August 31, 2007, Louisville held the largest naturalization ceremony in Kentucky at the Kentucky Center.  Over 600 people from 75 countries took the oath and became Americans.

Sunday, August 31, 2008, Brook’s Cats returned two Louisville fumbles for touchdowns and set up another score with an interception in the Wildcats’ 27-2 victory in the Governor’s Cup.  The series now stood at 12-9.

August 31, 2010, Henry Earl received his 1,332nd citation, this time for public intoxication.

On August 31, 2013, Western Kentucky University (WKU) defeated Kentucky 26-35.  Coach Petrino won in his WKU debut, and Coach Stoops lost his 1st game as the Kentucky coach.  They met in the Titan’s Nashville stadium.  The Hilltoppers beat Kentucky for a 2nd straight year, with no overtime needed like last year.  Petrino only coached for one year at WKU.

August 31, 2019, Kentucky won their season opener against the Toledo Rockets from Ohio 38-24.  QB Terry Wilson and Coach Stoops helped five other Wildcats score.  Cats covered the 11.5 spread.

August 31, 2020, after decades of turf wars over regulating horse racing, racetracks came together to create the Horse Racing Integrity Act.  Senator McConnell, from Keeneland, told the press he would introduce the bill.  The bill created the Horseracing Integrity and Safety Authority (HISA), which began in July 2022.

Positives:  381 / 48,396
Deaths:  3 / 933 – 1st death March 16, 2020
50&over:  906 / 49-30: 26 / 29&under: 1

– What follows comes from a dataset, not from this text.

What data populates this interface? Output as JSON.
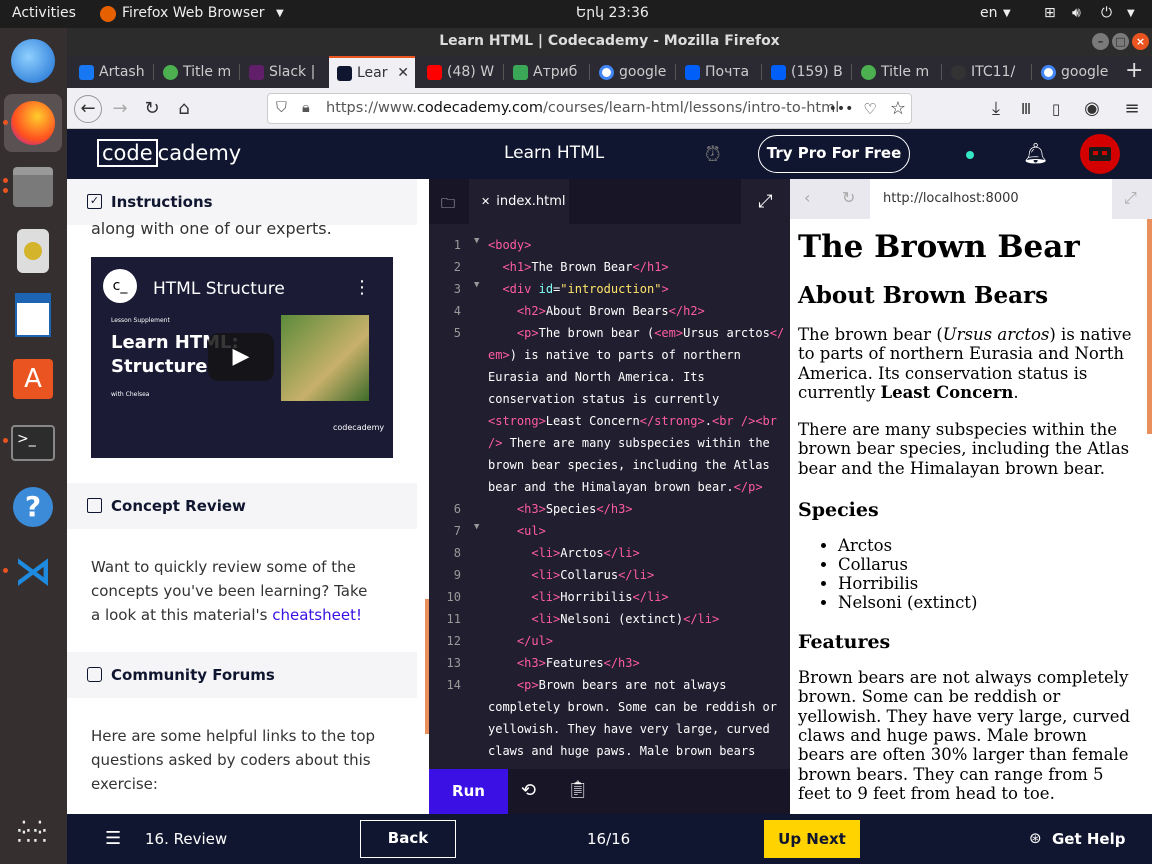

On August 31, 2021, unhappy with the vaccine rollout, Marion Gruber and Phil Krause, two of the Food and Drug Administration’s top vaccine reviewers, announced they were leaving.  Gruber, an FDA veteran for three decades and the head of its vaccine review office, retired in October.  Krause left the agency in November, the vaccine team’s deputy director.